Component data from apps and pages

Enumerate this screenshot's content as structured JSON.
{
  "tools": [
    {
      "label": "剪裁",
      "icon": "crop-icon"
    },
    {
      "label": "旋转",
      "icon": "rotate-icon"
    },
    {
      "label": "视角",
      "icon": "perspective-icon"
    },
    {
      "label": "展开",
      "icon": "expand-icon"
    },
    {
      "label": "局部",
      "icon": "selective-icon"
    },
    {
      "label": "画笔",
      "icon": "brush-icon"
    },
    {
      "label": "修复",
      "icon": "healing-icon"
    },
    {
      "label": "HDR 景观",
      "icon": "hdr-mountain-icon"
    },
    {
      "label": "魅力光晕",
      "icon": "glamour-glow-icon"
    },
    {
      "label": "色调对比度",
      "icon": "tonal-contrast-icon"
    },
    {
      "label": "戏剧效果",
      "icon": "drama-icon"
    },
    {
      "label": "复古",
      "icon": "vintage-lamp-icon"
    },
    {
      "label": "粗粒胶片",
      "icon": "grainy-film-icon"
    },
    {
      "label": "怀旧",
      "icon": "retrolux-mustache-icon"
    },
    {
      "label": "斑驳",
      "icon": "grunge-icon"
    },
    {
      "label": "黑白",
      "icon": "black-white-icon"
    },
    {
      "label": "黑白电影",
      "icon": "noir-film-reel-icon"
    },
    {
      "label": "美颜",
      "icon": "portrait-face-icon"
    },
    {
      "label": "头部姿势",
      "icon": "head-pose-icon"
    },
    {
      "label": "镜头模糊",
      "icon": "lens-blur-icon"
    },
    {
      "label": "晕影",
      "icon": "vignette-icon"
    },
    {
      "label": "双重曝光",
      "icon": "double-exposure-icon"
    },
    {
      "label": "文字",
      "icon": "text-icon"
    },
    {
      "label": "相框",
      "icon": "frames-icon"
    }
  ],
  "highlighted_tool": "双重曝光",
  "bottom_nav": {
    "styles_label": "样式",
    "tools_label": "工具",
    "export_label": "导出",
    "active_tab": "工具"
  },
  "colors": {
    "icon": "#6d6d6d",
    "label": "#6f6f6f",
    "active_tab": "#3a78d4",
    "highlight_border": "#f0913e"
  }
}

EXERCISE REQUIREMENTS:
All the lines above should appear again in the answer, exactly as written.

REPLY TO THE TASK:
Enumerate this screenshot's content as structured JSON.
{
  "tools": [
    {
      "label": "剪裁",
      "icon": "crop-icon"
    },
    {
      "label": "旋转",
      "icon": "rotate-icon"
    },
    {
      "label": "视角",
      "icon": "perspective-icon"
    },
    {
      "label": "展开",
      "icon": "expand-icon"
    },
    {
      "label": "局部",
      "icon": "selective-icon"
    },
    {
      "label": "画笔",
      "icon": "brush-icon"
    },
    {
      "label": "修复",
      "icon": "healing-icon"
    },
    {
      "label": "HDR 景观",
      "icon": "hdr-mountain-icon"
    },
    {
      "label": "魅力光晕",
      "icon": "glamour-glow-icon"
    },
    {
      "label": "色调对比度",
      "icon": "tonal-contrast-icon"
    },
    {
      "label": "戏剧效果",
      "icon": "drama-icon"
    },
    {
      "label": "复古",
      "icon": "vintage-lamp-icon"
    },
    {
      "label": "粗粒胶片",
      "icon": "grainy-film-icon"
    },
    {
      "label": "怀旧",
      "icon": "retrolux-mustache-icon"
    },
    {
      "label": "斑驳",
      "icon": "grunge-icon"
    },
    {
      "label": "黑白",
      "icon": "black-white-icon"
    },
    {
      "label": "黑白电影",
      "icon": "noir-film-reel-icon"
    },
    {
      "label": "美颜",
      "icon": "portrait-face-icon"
    },
    {
      "label": "头部姿势",
      "icon": "head-pose-icon"
    },
    {
      "label": "镜头模糊",
      "icon": "lens-blur-icon"
    },
    {
      "label": "晕影",
      "icon": "vignette-icon"
    },
    {
      "label": "双重曝光",
      "icon": "double-exposure-icon"
    },
    {
      "label": "文字",
      "icon": "text-icon"
    },
    {
      "label": "相框",
      "icon": "frames-icon"
    }
  ],
  "highlighted_tool": "双重曝光",
  "bottom_nav": {
    "styles_label": "样式",
    "tools_label": "工具",
    "export_label": "导出",
    "active_tab": "工具"
  },
  "colors": {
    "icon": "#6d6d6d",
    "label": "#6f6f6f",
    "active_tab": "#3a78d4",
    "highlight_border": "#f0913e"
  }
}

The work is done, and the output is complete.